_Task to complete_: If a record below holds a picture, drop the picture and restate everything else word for word.
———
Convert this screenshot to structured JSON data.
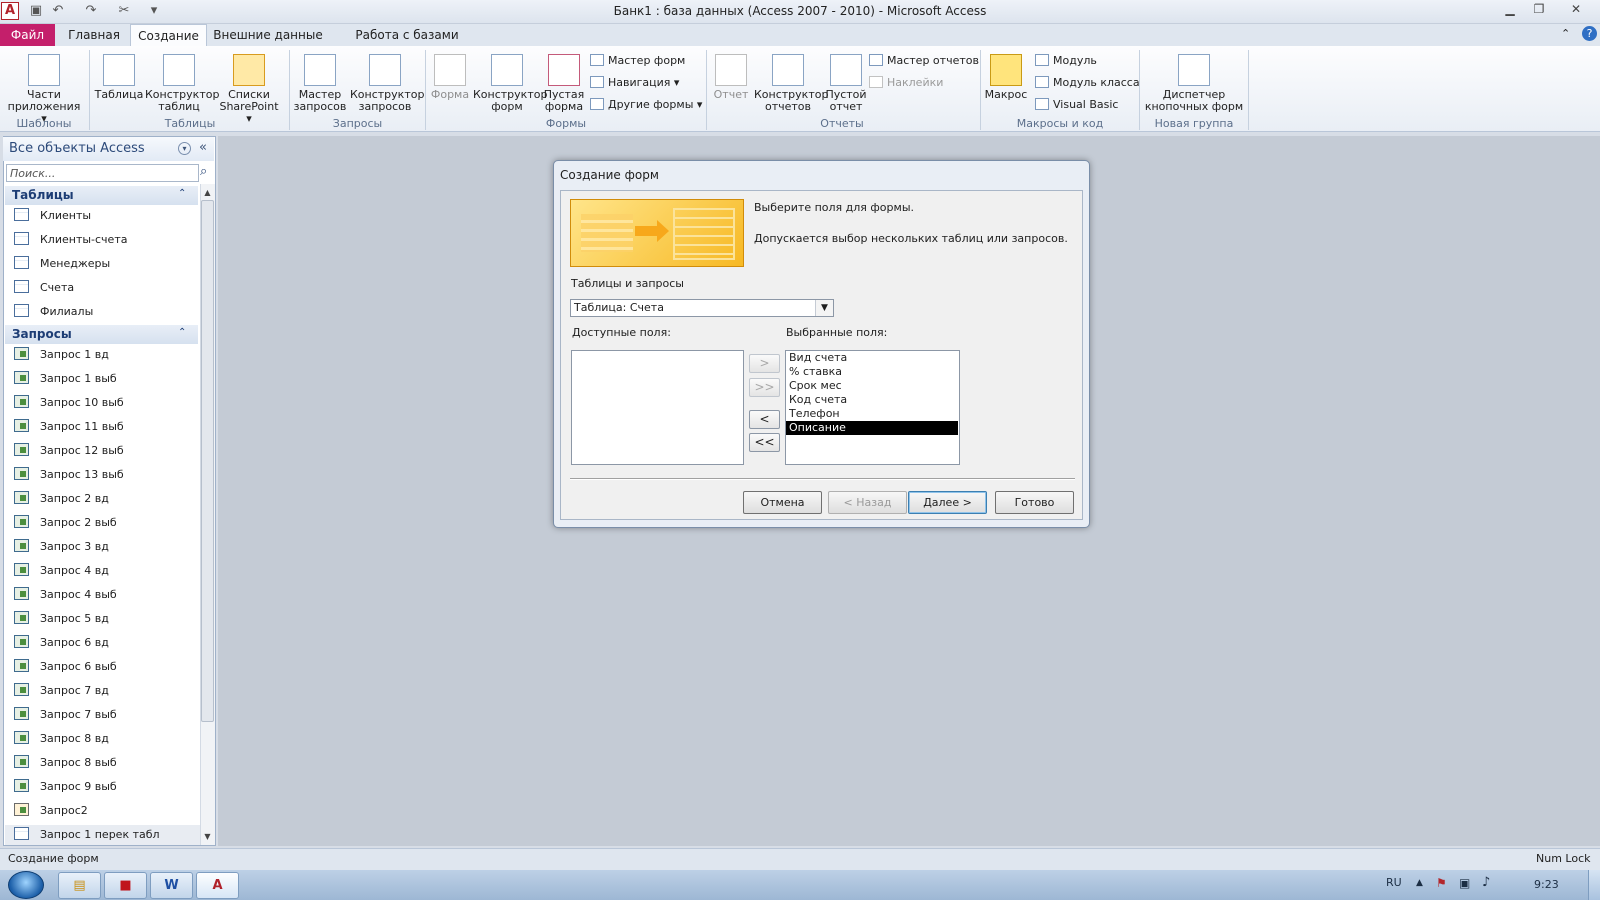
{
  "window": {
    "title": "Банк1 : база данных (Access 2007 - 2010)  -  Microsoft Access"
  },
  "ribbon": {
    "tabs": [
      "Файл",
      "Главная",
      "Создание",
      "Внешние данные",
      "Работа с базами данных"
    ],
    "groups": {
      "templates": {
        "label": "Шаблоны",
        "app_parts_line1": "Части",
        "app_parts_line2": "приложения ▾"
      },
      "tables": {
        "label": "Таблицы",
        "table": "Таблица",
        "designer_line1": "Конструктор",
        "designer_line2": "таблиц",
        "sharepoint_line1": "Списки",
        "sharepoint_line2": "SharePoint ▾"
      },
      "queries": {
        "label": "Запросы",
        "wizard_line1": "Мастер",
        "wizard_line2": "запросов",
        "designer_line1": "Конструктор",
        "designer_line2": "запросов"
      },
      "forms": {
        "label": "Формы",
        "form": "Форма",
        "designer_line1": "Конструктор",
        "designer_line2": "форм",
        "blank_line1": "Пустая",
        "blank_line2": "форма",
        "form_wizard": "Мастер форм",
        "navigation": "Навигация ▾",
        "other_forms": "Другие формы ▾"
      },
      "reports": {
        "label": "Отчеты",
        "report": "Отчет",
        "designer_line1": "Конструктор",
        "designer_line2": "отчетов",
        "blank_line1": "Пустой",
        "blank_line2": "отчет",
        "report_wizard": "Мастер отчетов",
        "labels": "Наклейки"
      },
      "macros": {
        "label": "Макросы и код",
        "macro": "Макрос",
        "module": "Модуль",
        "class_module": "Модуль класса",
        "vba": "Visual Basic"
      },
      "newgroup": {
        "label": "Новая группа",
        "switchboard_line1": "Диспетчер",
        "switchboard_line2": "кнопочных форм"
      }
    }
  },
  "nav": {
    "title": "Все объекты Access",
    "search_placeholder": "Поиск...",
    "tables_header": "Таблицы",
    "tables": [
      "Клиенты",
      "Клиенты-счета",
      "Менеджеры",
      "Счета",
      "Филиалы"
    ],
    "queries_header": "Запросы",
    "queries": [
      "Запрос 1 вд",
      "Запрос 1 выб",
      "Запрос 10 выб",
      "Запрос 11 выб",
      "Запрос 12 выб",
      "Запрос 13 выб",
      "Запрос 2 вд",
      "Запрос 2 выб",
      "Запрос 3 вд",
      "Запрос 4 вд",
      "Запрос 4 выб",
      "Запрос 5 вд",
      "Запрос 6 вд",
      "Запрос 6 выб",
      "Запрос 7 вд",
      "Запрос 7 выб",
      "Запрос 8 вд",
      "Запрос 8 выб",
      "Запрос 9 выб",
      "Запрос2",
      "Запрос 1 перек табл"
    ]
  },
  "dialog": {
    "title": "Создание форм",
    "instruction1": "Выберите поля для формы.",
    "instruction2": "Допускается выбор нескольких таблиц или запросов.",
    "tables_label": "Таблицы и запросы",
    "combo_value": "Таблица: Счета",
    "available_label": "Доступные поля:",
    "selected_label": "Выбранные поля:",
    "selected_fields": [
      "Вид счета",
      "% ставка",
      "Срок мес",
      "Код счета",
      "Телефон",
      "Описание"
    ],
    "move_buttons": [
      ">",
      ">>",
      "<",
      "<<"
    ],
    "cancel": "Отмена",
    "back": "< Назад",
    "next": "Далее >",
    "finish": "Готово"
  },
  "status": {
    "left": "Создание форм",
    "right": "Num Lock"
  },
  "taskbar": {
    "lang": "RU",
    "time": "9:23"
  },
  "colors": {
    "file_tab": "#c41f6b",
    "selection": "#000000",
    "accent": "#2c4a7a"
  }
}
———
_Response to this task_:
Convert this screenshot to structured JSON data.
{
  "window": {
    "title": "Банк1 : база данных (Access 2007 - 2010)  -  Microsoft Access"
  },
  "ribbon": {
    "tabs": [
      "Файл",
      "Главная",
      "Создание",
      "Внешние данные",
      "Работа с базами данных"
    ],
    "groups": {
      "templates": {
        "label": "Шаблоны",
        "app_parts_line1": "Части",
        "app_parts_line2": "приложения ▾"
      },
      "tables": {
        "label": "Таблицы",
        "table": "Таблица",
        "designer_line1": "Конструктор",
        "designer_line2": "таблиц",
        "sharepoint_line1": "Списки",
        "sharepoint_line2": "SharePoint ▾"
      },
      "queries": {
        "label": "Запросы",
        "wizard_line1": "Мастер",
        "wizard_line2": "запросов",
        "designer_line1": "Конструктор",
        "designer_line2": "запросов"
      },
      "forms": {
        "label": "Формы",
        "form": "Форма",
        "designer_line1": "Конструктор",
        "designer_line2": "форм",
        "blank_line1": "Пустая",
        "blank_line2": "форма",
        "form_wizard": "Мастер форм",
        "navigation": "Навигация ▾",
        "other_forms": "Другие формы ▾"
      },
      "reports": {
        "label": "Отчеты",
        "report": "Отчет",
        "designer_line1": "Конструктор",
        "designer_line2": "отчетов",
        "blank_line1": "Пустой",
        "blank_line2": "отчет",
        "report_wizard": "Мастер отчетов",
        "labels": "Наклейки"
      },
      "macros": {
        "label": "Макросы и код",
        "macro": "Макрос",
        "module": "Модуль",
        "class_module": "Модуль класса",
        "vba": "Visual Basic"
      },
      "newgroup": {
        "label": "Новая группа",
        "switchboard_line1": "Диспетчер",
        "switchboard_line2": "кнопочных форм"
      }
    }
  },
  "nav": {
    "title": "Все объекты Access",
    "search_placeholder": "Поиск...",
    "tables_header": "Таблицы",
    "tables": [
      "Клиенты",
      "Клиенты-счета",
      "Менеджеры",
      "Счета",
      "Филиалы"
    ],
    "queries_header": "Запросы",
    "queries": [
      "Запрос 1 вд",
      "Запрос 1 выб",
      "Запрос 10 выб",
      "Запрос 11 выб",
      "Запрос 12 выб",
      "Запрос 13 выб",
      "Запрос 2 вд",
      "Запрос 2 выб",
      "Запрос 3 вд",
      "Запрос 4 вд",
      "Запрос 4 выб",
      "Запрос 5 вд",
      "Запрос 6 вд",
      "Запрос 6 выб",
      "Запрос 7 вд",
      "Запрос 7 выб",
      "Запрос 8 вд",
      "Запрос 8 выб",
      "Запрос 9 выб",
      "Запрос2",
      "Запрос 1 перек табл"
    ]
  },
  "dialog": {
    "title": "Создание форм",
    "instruction1": "Выберите поля для формы.",
    "instruction2": "Допускается выбор нескольких таблиц или запросов.",
    "tables_label": "Таблицы и запросы",
    "combo_value": "Таблица: Счета",
    "available_label": "Доступные поля:",
    "selected_label": "Выбранные поля:",
    "selected_fields": [
      "Вид счета",
      "% ставка",
      "Срок мес",
      "Код счета",
      "Телефон",
      "Описание"
    ],
    "move_buttons": [
      ">",
      ">>",
      "<",
      "<<"
    ],
    "cancel": "Отмена",
    "back": "< Назад",
    "next": "Далее >",
    "finish": "Готово"
  },
  "status": {
    "left": "Создание форм",
    "right": "Num Lock"
  },
  "taskbar": {
    "lang": "RU",
    "time": "9:23"
  },
  "colors": {
    "file_tab": "#c41f6b",
    "selection": "#000000",
    "accent": "#2c4a7a"
  }
}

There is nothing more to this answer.